Ned Price on possible law on foreign agents in Georgia
State Dept on foreign agent law
US State Department spokesman Ned Price said that a law on foreign agents proposed by a Georgian Dream splinter group would pose a threat to Georgia’s Euro-Atlantic integration and that it’s based not on the American, but on Russian and Hungarian registration laws.
“We have information about the draft law submitted to the Georgian Parliament, and we are deeply concerned about its possible consequences for freedom of speech and democracy in Georgia. We have shared these concerns with the Georgian government,” Price says.
In his own assessment, the proposed law would exclude and silence the independent voice of Georgian citizens seeking to create a better future for their society:
“Allegations that this bill is based on the US Foreign Agents Registration Act (FARA) are patently false. Moreover, this bill appears to be based on similar Russian and Hungarian legislation.”
- Experts on “foreign agent” law in Georgia
- Anna Rivina, declared a “foreign agent” in Russia, not allowed into Georgia
- ‘The decline of democracy in Georgia is alarming’ – US Senate Committee
Deputies who broke from from the ruling Georgian Dream party and founded the People’s Power movement will initiate a bill on “Transparency of Foreign Influence in Parliament”. It will affect the activities of organizations operating with foreign funding.
According to this bill, Georgian NGOs receiving money from foreign sources will have to enter a register of “foreign agents”. According to former public defender Sozar Subari, this will be a Western analogue of financial transparency and has nothing to do with the Russian model.
According to Guram Macharashvili, one of the leaders of People’s Power, they believe that, based on the principles of openness and transparency, the public should know not only the sources of income of politicians who make decisions in the state, but also the income of NGOs and the media, since they influence public decisions and participate in the formation of public opinion or take an active part in the discussions held by the legislative and executive authorities when adopting laws or decisions.
What does the Russian law on “foreign agents” mean?
Vladimir Putin signed an amendment to the law on “foreign agents” on February 25, 2021.
The law on “foreign agents” signed by Putin on February 24 applies equally to media outlets and individuals and provides for fines of up to 2,500 rubles [about $34] for individuals and up to 500,000 rubles [about $6,800] for organizations.

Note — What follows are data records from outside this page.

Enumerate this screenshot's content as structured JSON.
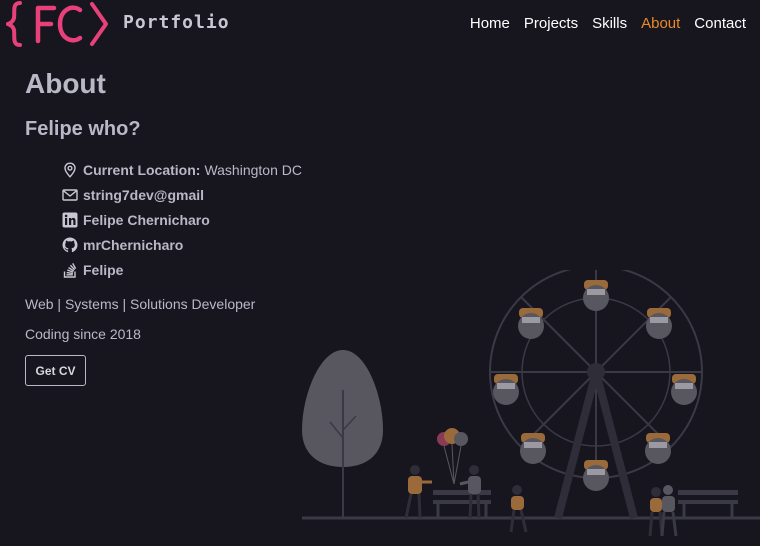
{
  "header": {
    "logo_text": "{FC}",
    "brand": "Portfolio",
    "nav": [
      {
        "label": "Home",
        "active": false
      },
      {
        "label": "Projects",
        "active": false
      },
      {
        "label": "Skills",
        "active": false
      },
      {
        "label": "About",
        "active": true
      },
      {
        "label": "Contact",
        "active": false
      }
    ]
  },
  "main": {
    "title": "About",
    "subtitle": "Felipe who?",
    "contacts": [
      {
        "icon": "location-pin-icon",
        "bold": "Current Location:",
        "text": "Washington DC"
      },
      {
        "icon": "mail-icon",
        "bold": "string7dev@gmail",
        "text": ""
      },
      {
        "icon": "linkedin-icon",
        "bold": "Felipe Chernicharo",
        "text": ""
      },
      {
        "icon": "github-icon",
        "bold": "mrChernicharo",
        "text": ""
      },
      {
        "icon": "stackoverflow-icon",
        "bold": "Felipe",
        "text": ""
      }
    ],
    "tagline": "Web | Systems | Solutions Developer",
    "since": "Coding since 2018",
    "cv_button": "Get CV"
  },
  "colors": {
    "background": "#17161f",
    "accent": "#e88a2a",
    "logo": "#e8417a",
    "text": "#b9b8c6"
  }
}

When the law on registration of foreign agents in Russia was passed, the American version was also mentioned, with Russia arguing that America does the same thing.
The law was first adopted in 2012 during Putin’s third presidential term and has since undergone several changes. Putin decided to pass this law in response to the February 2012 protests, accusing foreign governments of encouraging and funding the protests.
The law requires foreign-assisted NGOs which the Russian government considers politically active to identify themselves as “foreign agents” and register with the audit service.
Recent amendments to the law target foreign-funded media outlets. Among them is the Russian-language Radio Liberty, as well as six other Russian-language news services, and Current Time, a joint media project between Voice of America and Radio Liberty. After the invasion of Ukraine, the ranks of “foreign agents” were replenished by the publications Meduza and Novaya Gazeta.
Since the end of 2020, changes in the law allow the Russian government to classify individual journalists as “foreign agents” and impose restrictions on them.